About working with editors who change your words

A beginning writer asks:

My editors keep messing up my stories. How can I keep that from happening?

My advice: If your skin is the least bit sensitive DON’T READ YOUR CLIPS AFTER THEY COME OUT.

Don’t. Really.

All sorts of awful things are in there, and if you don’t know about them, you won’t get upset.

If a source calls you up about a factual mistake, just apologize to the source, take the blame, promise to try to get it fixed, and pass the request for a correction up to the editor.

If a reader calls you up and says that the article doesn’t have any factual mistakes, but misses an important part of the story, tell the reader she’s absolutely right –then pitch it as a follow-up article to the editor.

But, you might say: “I know that there are mistakes in there, even if no else is bothered by it. I can’t just let it go! What if another editor sees the article? I’ll never work anywhere again.”

Now, if you’re writing about a topic that requires specialized knowledge, you can ask your editor to let you see the final proofs before they go to print, just to double-check that everything is accurate. And you can also train copy editors to not retype certain things, like numbers or names, because typos can creep in.
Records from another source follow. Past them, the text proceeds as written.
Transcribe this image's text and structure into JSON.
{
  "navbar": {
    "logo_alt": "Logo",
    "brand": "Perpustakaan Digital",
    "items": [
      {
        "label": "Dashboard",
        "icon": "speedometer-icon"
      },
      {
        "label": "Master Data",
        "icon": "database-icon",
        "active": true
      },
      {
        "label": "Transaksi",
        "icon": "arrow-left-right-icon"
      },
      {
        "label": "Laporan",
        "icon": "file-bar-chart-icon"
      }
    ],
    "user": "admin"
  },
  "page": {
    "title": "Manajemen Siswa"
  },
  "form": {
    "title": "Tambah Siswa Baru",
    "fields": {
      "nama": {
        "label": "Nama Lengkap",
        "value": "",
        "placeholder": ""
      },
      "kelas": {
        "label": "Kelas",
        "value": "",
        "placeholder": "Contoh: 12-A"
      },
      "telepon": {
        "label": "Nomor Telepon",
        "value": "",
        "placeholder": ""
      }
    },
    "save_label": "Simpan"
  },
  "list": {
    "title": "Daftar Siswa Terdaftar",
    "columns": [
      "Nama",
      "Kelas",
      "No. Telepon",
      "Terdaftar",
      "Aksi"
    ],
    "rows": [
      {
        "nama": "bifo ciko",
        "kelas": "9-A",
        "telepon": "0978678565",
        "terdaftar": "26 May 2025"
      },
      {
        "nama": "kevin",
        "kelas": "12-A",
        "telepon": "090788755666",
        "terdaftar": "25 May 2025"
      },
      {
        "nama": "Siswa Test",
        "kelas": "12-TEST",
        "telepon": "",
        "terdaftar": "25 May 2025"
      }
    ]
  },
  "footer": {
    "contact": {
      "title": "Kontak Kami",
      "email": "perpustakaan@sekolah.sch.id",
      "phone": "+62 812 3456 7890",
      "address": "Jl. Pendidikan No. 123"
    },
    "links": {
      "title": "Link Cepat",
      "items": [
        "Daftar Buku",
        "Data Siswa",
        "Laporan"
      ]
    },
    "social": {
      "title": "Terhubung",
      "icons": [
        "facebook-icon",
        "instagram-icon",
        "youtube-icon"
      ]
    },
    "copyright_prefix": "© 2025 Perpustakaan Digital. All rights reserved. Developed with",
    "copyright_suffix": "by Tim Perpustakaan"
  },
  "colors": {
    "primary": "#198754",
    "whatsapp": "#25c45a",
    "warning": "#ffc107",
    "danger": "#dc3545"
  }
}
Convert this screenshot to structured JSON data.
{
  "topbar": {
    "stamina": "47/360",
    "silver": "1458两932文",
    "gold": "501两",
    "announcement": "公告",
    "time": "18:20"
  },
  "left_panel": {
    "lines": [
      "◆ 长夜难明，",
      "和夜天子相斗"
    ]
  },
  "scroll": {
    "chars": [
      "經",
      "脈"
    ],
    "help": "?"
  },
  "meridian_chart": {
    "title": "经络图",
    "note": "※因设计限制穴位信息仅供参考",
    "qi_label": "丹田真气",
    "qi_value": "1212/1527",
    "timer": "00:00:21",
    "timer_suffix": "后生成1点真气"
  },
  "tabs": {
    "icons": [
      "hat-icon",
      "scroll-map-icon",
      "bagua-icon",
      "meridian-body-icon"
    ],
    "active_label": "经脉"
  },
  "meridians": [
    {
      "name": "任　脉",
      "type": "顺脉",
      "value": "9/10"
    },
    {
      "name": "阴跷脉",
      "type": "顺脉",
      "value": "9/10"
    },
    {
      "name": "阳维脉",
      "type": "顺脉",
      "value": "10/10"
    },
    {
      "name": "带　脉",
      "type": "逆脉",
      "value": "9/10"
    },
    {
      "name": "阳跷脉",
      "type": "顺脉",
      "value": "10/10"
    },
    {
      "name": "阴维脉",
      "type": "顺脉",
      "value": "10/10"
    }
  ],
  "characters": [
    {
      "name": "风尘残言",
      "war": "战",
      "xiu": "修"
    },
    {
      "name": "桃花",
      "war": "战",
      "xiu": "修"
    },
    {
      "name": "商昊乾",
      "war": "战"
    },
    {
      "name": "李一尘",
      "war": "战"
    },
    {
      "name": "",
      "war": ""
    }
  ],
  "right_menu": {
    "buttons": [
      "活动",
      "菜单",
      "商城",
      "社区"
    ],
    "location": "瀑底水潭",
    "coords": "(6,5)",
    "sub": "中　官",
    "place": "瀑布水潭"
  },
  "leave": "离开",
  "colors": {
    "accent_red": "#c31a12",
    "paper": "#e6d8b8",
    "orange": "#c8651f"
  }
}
But, admit it — you’re probably less concerned about factual mistakes than about stylistic changes. Factual mistakes you just fix. Style, you can argue about for days with no results.

So don’t do it. Really. Just don’t do it.

But what if you can’t help it? What if the editor is one of those sadists who makes you look over the final proofs for mistakes before publication, and you can’t help noticing that all your best metaphors are gone and the structure is rearranged to the point of silliness

Here’s what you do: first, glance over the words in quotation marks and make sure that they are true to the original (some cleaning-up permitted, but nothing that makes the source look as if he said the opposite from what he really intended). Then scan over the statistics, and the spelling of names and places.

Finally, check the chronologies — mistakes sometimes creep in here during editing.

If you happen to come across a grammar mistake or typo, that’s fine too — but it’s not really part of your job at this point. The copy editor should have caught that, you’re just doing him a favor.

Your *only* job is to make sure the facts are still correct.

Do NOT read over for style. It’s the newspaper’s or magazine’s style now. Don’t read for structure.

And don’t ask them to put back your original words — if they liked them in the first place, they would have left them in. Remember that the customer is always right, and the customer is the editor.

Eventually, if it’s important to you, you’ll get good enough and famous enough to be able to dictate style terms. By then, though, you’ll probably also be wise enough to know that an editor is the writer’s best friend. As a general rule, it’s the stuff that you like the most in an article, those fancy turns of phrase and lofty comparisons, that are really the worst and distract the reader from the content. Just let it go.

And when you cut out your clip, don’t read it over for a few years. When you finally do, after getting a bit of distance, you might be amazed at how good you sound.